The exodus in search of better opportunities and working conditions is known as ‘brain drain’

70% of the professionals who left Spain did so due to a lack of opportunities or in search of better wages, job offers and quality of life. More specifically, about 87,000 highly skilled workers left the country in the last decade according to a report titled EU Mobile Workers prepared by CEPS. This research deals with recent trends in labour mobility within the European Union and considers the challenges it generates in the countries of origin.

This phenomenon is known as ‘brain drain’ and refers to the migration of highly skilled workers (MAC). The typical profile is that of a young, highly educated person who moves to another country in search of new opportunities. The study highlights three main aspects that motivate people to leave: wages, unemployment, and personal-professional satisfaction.

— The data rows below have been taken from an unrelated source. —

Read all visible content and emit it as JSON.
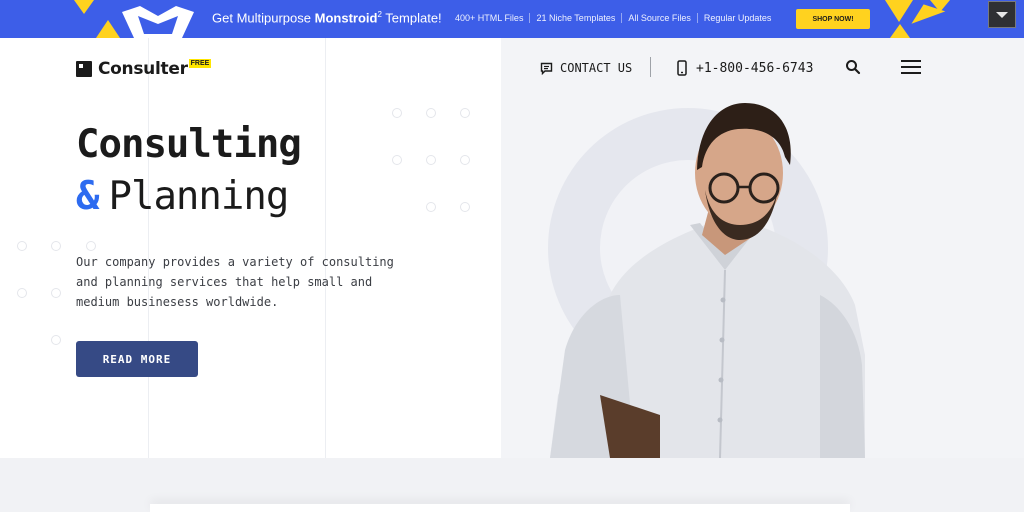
{
  "promo": {
    "title_prefix": "Get Multipurpose",
    "title_brand": "Monstroid",
    "title_sup": "2",
    "title_suffix": "Template!",
    "features": [
      "400+ HTML Files",
      "21 Niche Templates",
      "All Source Files",
      "Regular Updates"
    ],
    "shop_label": "SHOP NOW!",
    "colors": {
      "background": "#3d5ee8",
      "accent": "#ffd21f"
    }
  },
  "header": {
    "logo_text": "Consulter",
    "logo_badge": "FREE",
    "contact_label": "CONTACT US",
    "phone": "+1-800-456-6743"
  },
  "hero": {
    "title_line1": "Consulting",
    "title_amp": "&",
    "title_line2": "Planning",
    "description": "Our company provides a variety of consulting and planning services that help small and medium businesess worldwide.",
    "cta_label": "READ MORE",
    "colors": {
      "accent": "#2d6bf0",
      "button": "#364a85"
    }
  },
  "icons": {
    "chat": "chat-icon",
    "phone": "phone-icon",
    "search": "search-icon",
    "menu": "menu-icon",
    "dropdown": "chevron-down-icon"
  }
}
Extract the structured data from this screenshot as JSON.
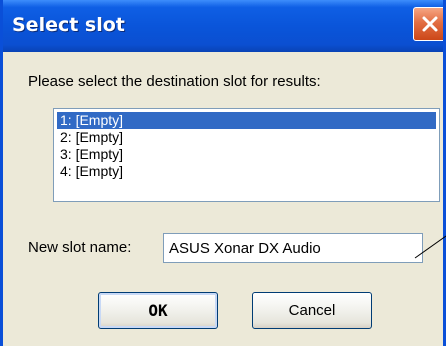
{
  "dialog": {
    "title": "Select slot",
    "close_icon": "close-icon",
    "prompt": "Please select the destination slot for results:",
    "slots": [
      {
        "label": "1: [Empty]",
        "selected": true
      },
      {
        "label": "2: [Empty]",
        "selected": false
      },
      {
        "label": "3: [Empty]",
        "selected": false
      },
      {
        "label": "4: [Empty]",
        "selected": false
      }
    ],
    "new_slot_name_label": "New slot name:",
    "new_slot_name_value": "ASUS Xonar DX Audio",
    "ok_label": "OK",
    "cancel_label": "Cancel"
  },
  "colors": {
    "titlebar": "#0a55da",
    "close_button": "#e26e43",
    "selection": "#316ac5",
    "dialog_background": "#ece9d8"
  }
}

The main countries that have attracted emigrated talent are the United Kingdom and Germany; on average, more than one million skilled workers across Europe. In addition to Spaniards, these countries have attracted Italians and Greeks. In the case of Italy, approximately 133,000 citizens packed and left. This study underlines that, in the coming years, these countries will face a potential decline in their labour force following population ageing. Consequently, this brain drain may hinder future development.

Negative effects

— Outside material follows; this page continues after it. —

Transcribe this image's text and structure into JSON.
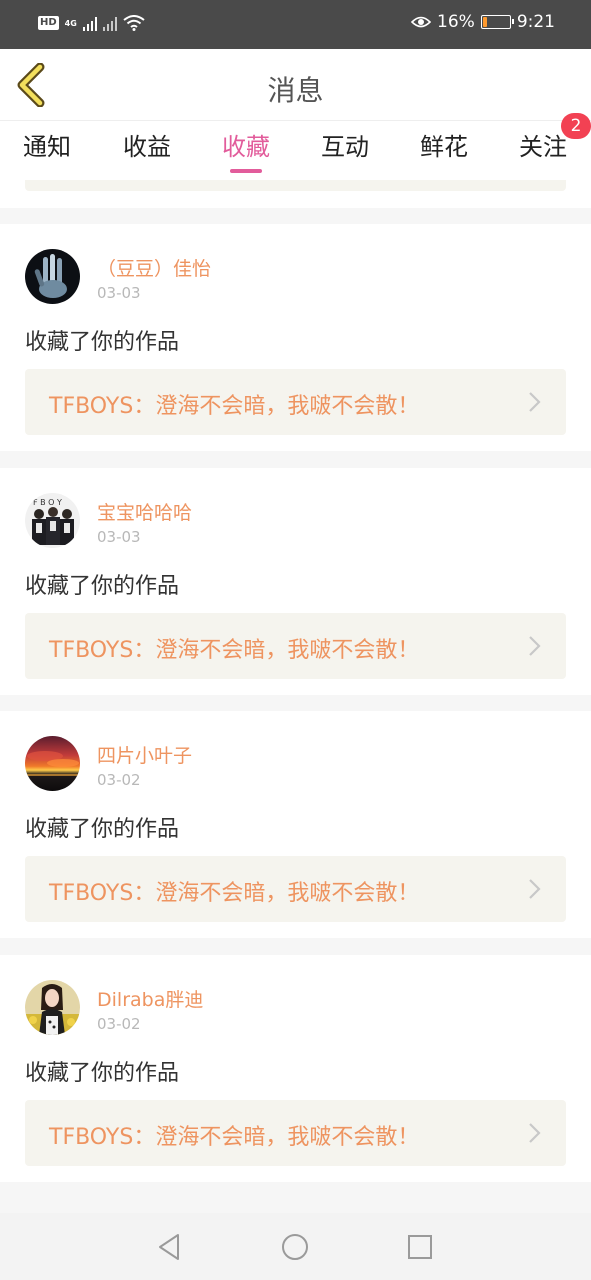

The negative effects of outward mobility that may arise through brain drain make it difficult for governments to finance current expenditures and pay public debt. Within the EU, evidence of brain drain seems limited to the southern euro area countries. In the case of countries with high public debt, population ageing exacerbated by mobility, rather than just mobility, is the main problem for debt sustainability.

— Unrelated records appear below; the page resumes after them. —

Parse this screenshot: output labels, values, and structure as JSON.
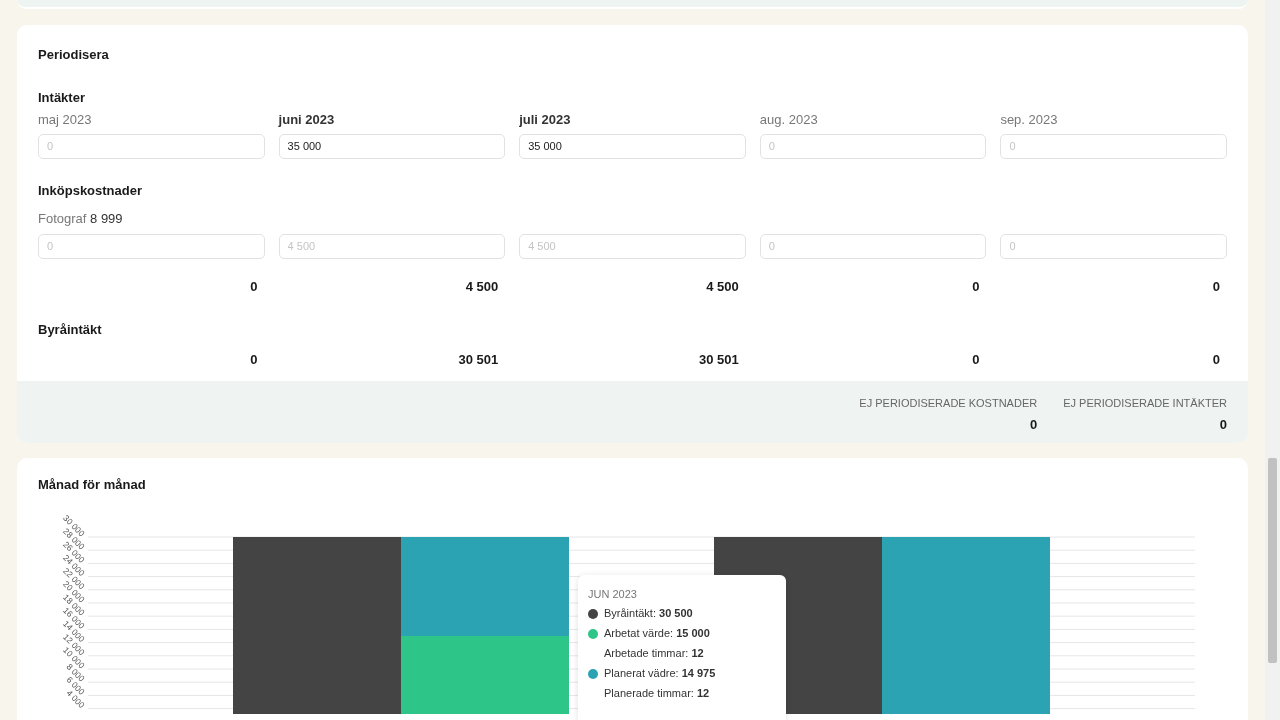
{
  "periodize": {
    "title": "Periodisera",
    "revenue": {
      "title": "Intäkter",
      "months": [
        {
          "label": "maj 2023",
          "active": false,
          "placeholder": "0"
        },
        {
          "label": "juni 2023",
          "active": true,
          "value": "35 000"
        },
        {
          "label": "juli 2023",
          "active": true,
          "value": "35 000"
        },
        {
          "label": "aug. 2023",
          "active": false,
          "placeholder": "0"
        },
        {
          "label": "sep. 2023",
          "active": false,
          "placeholder": "0"
        }
      ]
    },
    "costs": {
      "title": "Inköpskostnader",
      "item": {
        "name": "Fotograf",
        "amount": "8 999"
      },
      "placeholders": [
        "0",
        "4 500",
        "4 500",
        "0",
        "0"
      ],
      "totals": [
        "0",
        "4 500",
        "4 500",
        "0",
        "0"
      ]
    },
    "agency_income": {
      "title": "Byråintäkt",
      "values": [
        "0",
        "30 501",
        "30 501",
        "0",
        "0"
      ]
    },
    "summary": [
      {
        "label": "EJ PERIODISERADE KOSTNADER",
        "value": "0"
      },
      {
        "label": "EJ PERIODISERADE INTÄKTER",
        "value": "0"
      }
    ]
  },
  "monthly": {
    "title": "Månad för månad",
    "chart_data": {
      "type": "bar",
      "grid": true,
      "stacked": true,
      "ylim": [
        0,
        30000
      ],
      "yticks": [
        {
          "value": 4000,
          "label": "4 000"
        },
        {
          "value": 6000,
          "label": "6 000"
        },
        {
          "value": 8000,
          "label": "8 000"
        },
        {
          "value": 10000,
          "label": "10 000"
        },
        {
          "value": 12000,
          "label": "12 000"
        },
        {
          "value": 14000,
          "label": "14 000"
        },
        {
          "value": 16000,
          "label": "16 000"
        },
        {
          "value": 18000,
          "label": "18 000"
        },
        {
          "value": 20000,
          "label": "20 000"
        },
        {
          "value": 22000,
          "label": "22 000"
        },
        {
          "value": 24000,
          "label": "24 000"
        },
        {
          "value": 26000,
          "label": "26 000"
        },
        {
          "value": 28000,
          "label": "28 000"
        },
        {
          "value": 30000,
          "label": "30 000"
        }
      ],
      "series": [
        {
          "color": "#444444",
          "values": [
            30000,
            null,
            30000,
            null
          ]
        },
        {
          "color": "#2ec589",
          "values": [
            null,
            15000,
            null,
            0
          ]
        },
        {
          "color": "#2ca3b3",
          "values": [
            null,
            15000,
            null,
            30000
          ]
        }
      ]
    },
    "tooltip": {
      "title": "JUN 2023",
      "rows": [
        {
          "label": "Byråintäkt:",
          "value": "30 500",
          "color": "#444444"
        },
        {
          "label": "Arbetat värde:",
          "value": "15 000",
          "color": "#2ec589"
        },
        {
          "label": "Arbetade timmar:",
          "value": "12"
        },
        {
          "label": "Planerat vädre:",
          "value": "14 975",
          "color": "#2ca3b3"
        },
        {
          "label": "Planerade timmar:",
          "value": "12"
        }
      ]
    }
  }
}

A key finding of this report is that with the continued reduction in wage gaps, differences in structural factors may be more important, in the future, than income (after taxes) in the decision to emigrate. States that struggle most to improve the quality of life of their citizens through effective public spending and the provision of high-quality public services may experience the greatest outflows of workers.

On the other hand, the recruitment agency Hays has published its What Workers Want Report 2019, where it points out that 85% of people working abroad intend to return to Spain. However, 25% would only return if the economic situation improved. The job profiles include professionals in Engineering, Science, Arts and Humanities, Social Sciences and Health Sciences.